What is required
Please give nothing except the number of lines in the records below that include the word "label".
Listed records Start Marker
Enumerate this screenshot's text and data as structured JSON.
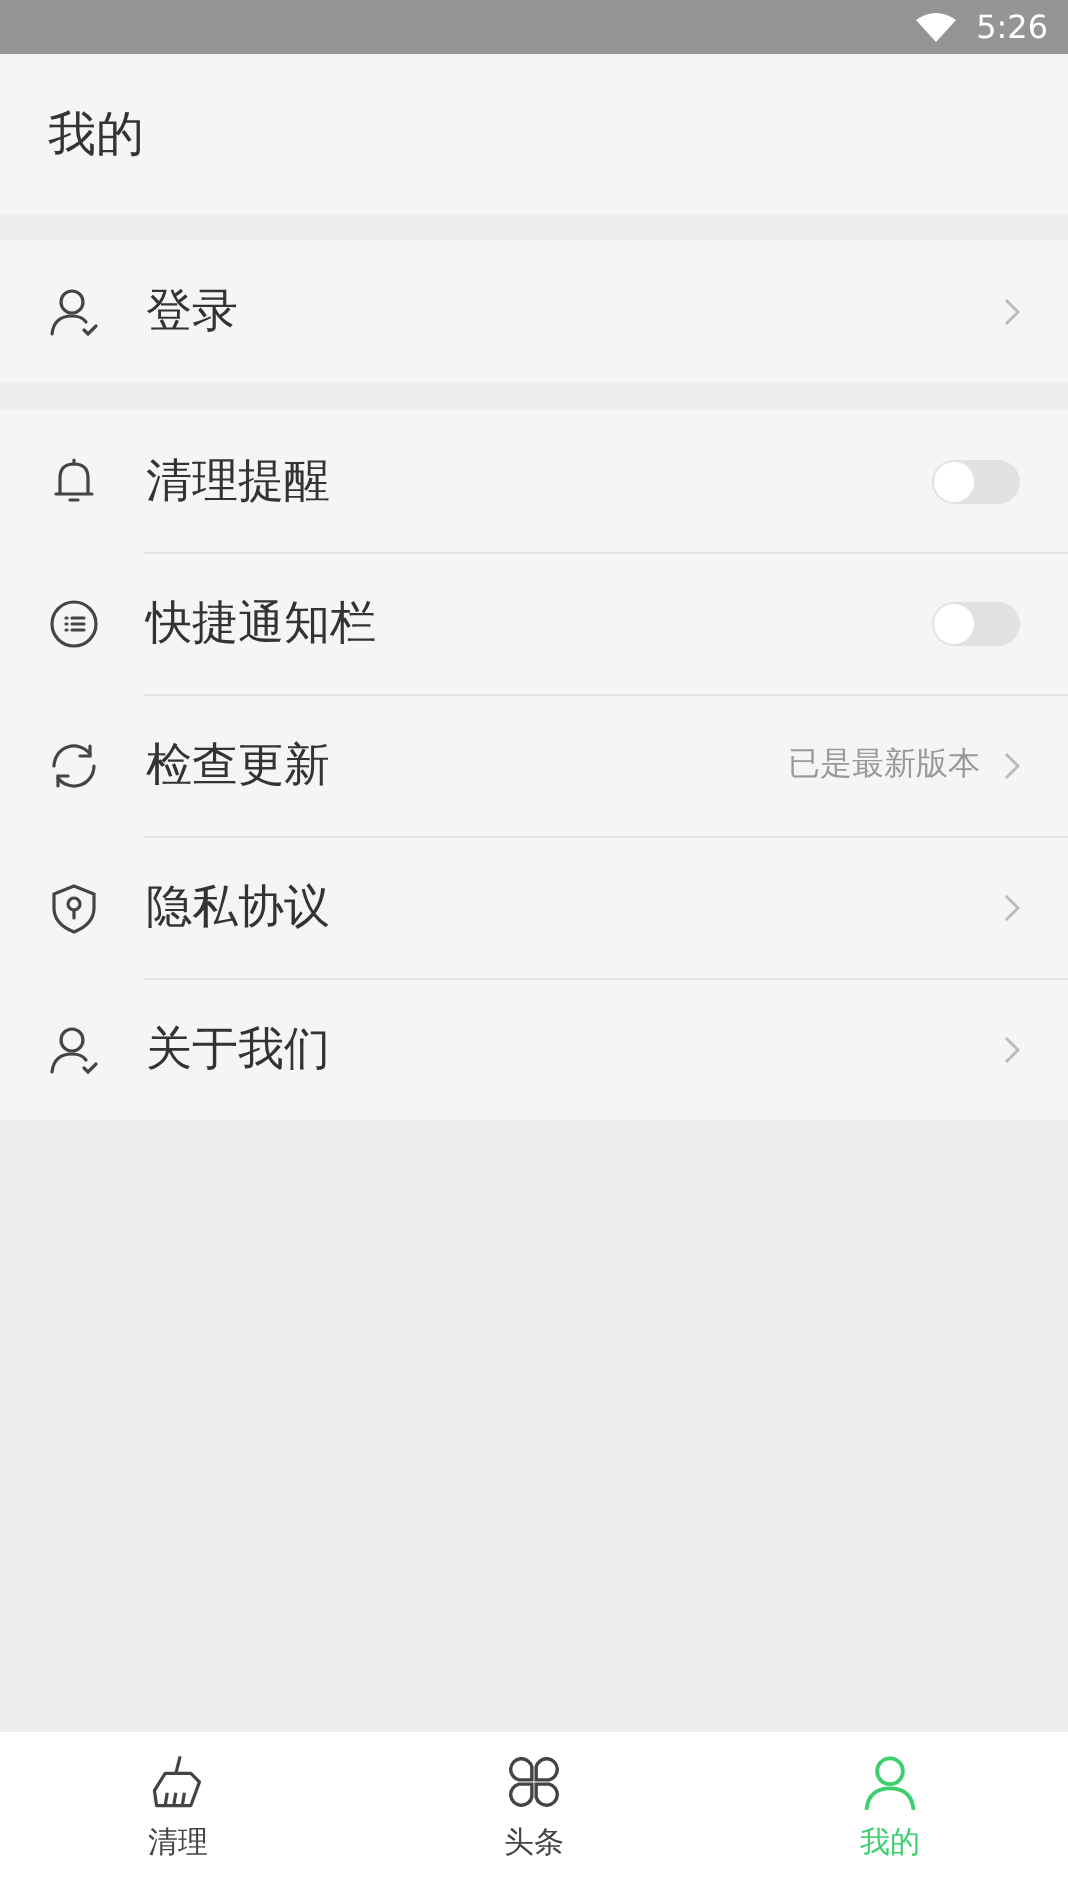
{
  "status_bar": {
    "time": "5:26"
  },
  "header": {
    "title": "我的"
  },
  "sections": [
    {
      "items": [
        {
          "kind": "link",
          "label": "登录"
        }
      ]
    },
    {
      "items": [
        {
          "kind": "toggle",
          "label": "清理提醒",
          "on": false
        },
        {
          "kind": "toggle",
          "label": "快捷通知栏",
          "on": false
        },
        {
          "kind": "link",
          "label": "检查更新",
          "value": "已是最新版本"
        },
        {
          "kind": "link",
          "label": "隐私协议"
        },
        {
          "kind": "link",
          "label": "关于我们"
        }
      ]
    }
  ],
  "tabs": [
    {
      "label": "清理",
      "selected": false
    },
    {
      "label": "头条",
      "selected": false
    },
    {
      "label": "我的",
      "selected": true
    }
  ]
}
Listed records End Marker
Solution to the problem
9